Mr. Flannery

As one who has taught in the past, I am very sad about the present situation and would like children to take their examinations. Many of us warned repeatedly from public platforms for months before this occurred that it would happen. Is my right hon. Friend aware that many of those taking action are low-paid people caught in the poverty trap, and that the only way to ensure that the children take their examinations is to see that these people are made a special case and are given a decent standard of living? That will get them back to work, and that will enable the children to take their examinations.

Mrs. Williams

My hon. Friend is a member of the teaching profession. I am grateful to the three teaching organisations for making it clear that their members should cross picket lines to teach children. It is important to put that on the record in this House. The Government have already made it clear that there is a substantial element of underpinning for the low paid, which covers all those people earning less than £70 a week. I do wish that my hon. Friends and the House generally would recognise that an attempt is being made to help the low paid in the public services.

Mr. Beith

What did the chairman of the Haringey education authority say about the fact that his authority is virtually on strike against its statutory responsibilities? Did the Secretary of State consider testing out those statutory responsibilities in that case'?

Mrs. Williams
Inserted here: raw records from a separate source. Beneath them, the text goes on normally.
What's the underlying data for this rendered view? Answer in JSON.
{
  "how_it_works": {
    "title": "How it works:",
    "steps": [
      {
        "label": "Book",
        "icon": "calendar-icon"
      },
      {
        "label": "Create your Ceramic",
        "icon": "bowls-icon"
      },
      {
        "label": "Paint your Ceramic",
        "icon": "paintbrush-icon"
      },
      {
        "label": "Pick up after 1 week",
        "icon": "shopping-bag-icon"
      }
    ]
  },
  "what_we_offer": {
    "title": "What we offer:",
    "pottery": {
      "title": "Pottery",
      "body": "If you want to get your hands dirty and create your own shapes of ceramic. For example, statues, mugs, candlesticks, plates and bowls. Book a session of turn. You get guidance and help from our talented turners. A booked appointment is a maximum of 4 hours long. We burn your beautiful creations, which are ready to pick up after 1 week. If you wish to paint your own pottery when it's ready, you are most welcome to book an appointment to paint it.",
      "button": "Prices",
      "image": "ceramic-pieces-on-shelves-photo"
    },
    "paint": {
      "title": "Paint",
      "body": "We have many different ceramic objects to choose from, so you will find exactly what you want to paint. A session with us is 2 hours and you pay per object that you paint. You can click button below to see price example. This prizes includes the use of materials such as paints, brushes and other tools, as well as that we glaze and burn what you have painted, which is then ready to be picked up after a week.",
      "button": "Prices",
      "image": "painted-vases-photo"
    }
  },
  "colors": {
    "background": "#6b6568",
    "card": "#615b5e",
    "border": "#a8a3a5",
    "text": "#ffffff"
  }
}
I have seen members of the Haringey authority on one occasion on their own and on one occasion together with other authority members. While I believe that it was unwise of them earlier to associate themselves with the claim being made by the public service unions, I am satisfied that there is no question that the schools have been closed for that reason. Haringey has made efforts to try to reopen the schools, and I have further urged this.
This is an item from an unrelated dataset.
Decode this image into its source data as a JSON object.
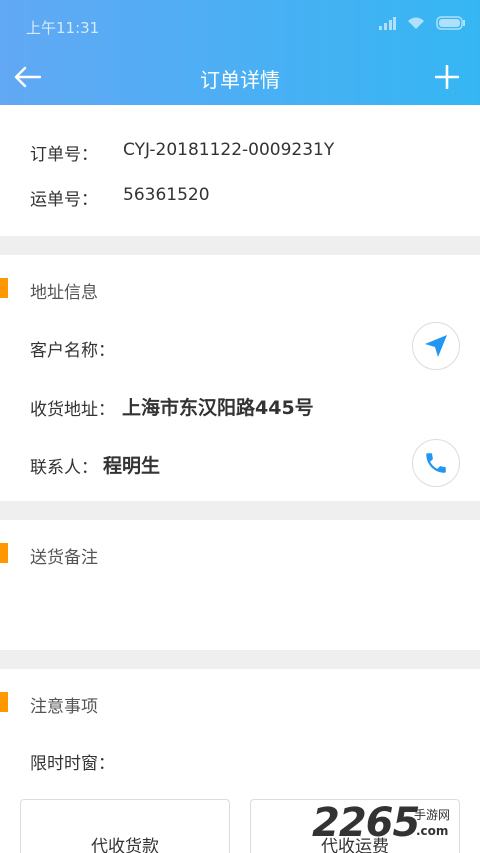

Mr. Pavitt

Will my right hon. Friend seek to avoid the tremendously emotional build-up that tends to present these problems in terms of victory and defeat, like some kind of huge game? Will she be prepared to show flexibility and common sense in reaching a settlement at an early opportunity? At the same time, will she take urgent and immediate action on the dispute that is building up on the teachers' front?
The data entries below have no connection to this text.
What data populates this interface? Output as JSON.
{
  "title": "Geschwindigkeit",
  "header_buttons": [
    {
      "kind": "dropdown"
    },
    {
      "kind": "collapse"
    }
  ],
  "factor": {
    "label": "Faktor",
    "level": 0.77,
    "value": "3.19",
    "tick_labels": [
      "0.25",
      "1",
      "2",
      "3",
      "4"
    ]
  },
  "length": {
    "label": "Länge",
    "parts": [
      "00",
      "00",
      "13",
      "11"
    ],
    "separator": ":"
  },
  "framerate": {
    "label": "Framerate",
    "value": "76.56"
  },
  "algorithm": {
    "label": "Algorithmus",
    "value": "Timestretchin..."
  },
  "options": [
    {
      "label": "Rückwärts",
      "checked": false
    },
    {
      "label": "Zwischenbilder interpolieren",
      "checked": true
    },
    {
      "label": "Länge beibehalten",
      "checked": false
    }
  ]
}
Mrs. Williams

I recognise the wisdom of what my hon. Friend says. In his authority area of Brent the caretakers returned to work yesterday, and now all the schools are open. That followed some very careful contact between the local authority and the unions concerned.

On the second question, I have every reason to believe that the teachers will act responsibly over their own pay claim. I am sure that they would not wish to impose further industrial action upon children who have already suffered so much disruption this year.


Mr. Speaker

Earlier this afternoon, during the private notice question to the right hon. Lady the Secretary of State for Education and Science, I made a mistake. I want to tell the House of that mistake, because I always try to be fair to hon. Members where matters affect their constituency interests. During the exchanges there were several references to Haringey. I called one hon. Gentleman from that area, but I did not call the hon. Member for Hornsey (Mr. Rossi). I want the hon. Gentleman and the House to know that if an hon. Member's constituency is referred to, as it was by two hon. Members in this instance, I usually call those hon. Members who represent the area concerned.

Mr. Rossi

I thank you, Mr. Speaker, for putting that on the record. This is a matter of interest to my constituents.

As the right hon. Lady the Secretary of State for Education and Science has kindly remained in her place, may I ask you, Mr. Speaker, on a point of order, whether it is in order for me to ask her, in the fourth week of the closure of schools, whether she is aware that the Haringey council is refusing willing teachers access to obtain papers—

Mr. Speaker

Order. The hon. Gentleman asked me to deal with a point of order. The answer is that unfortunately that would not be in order at this stage.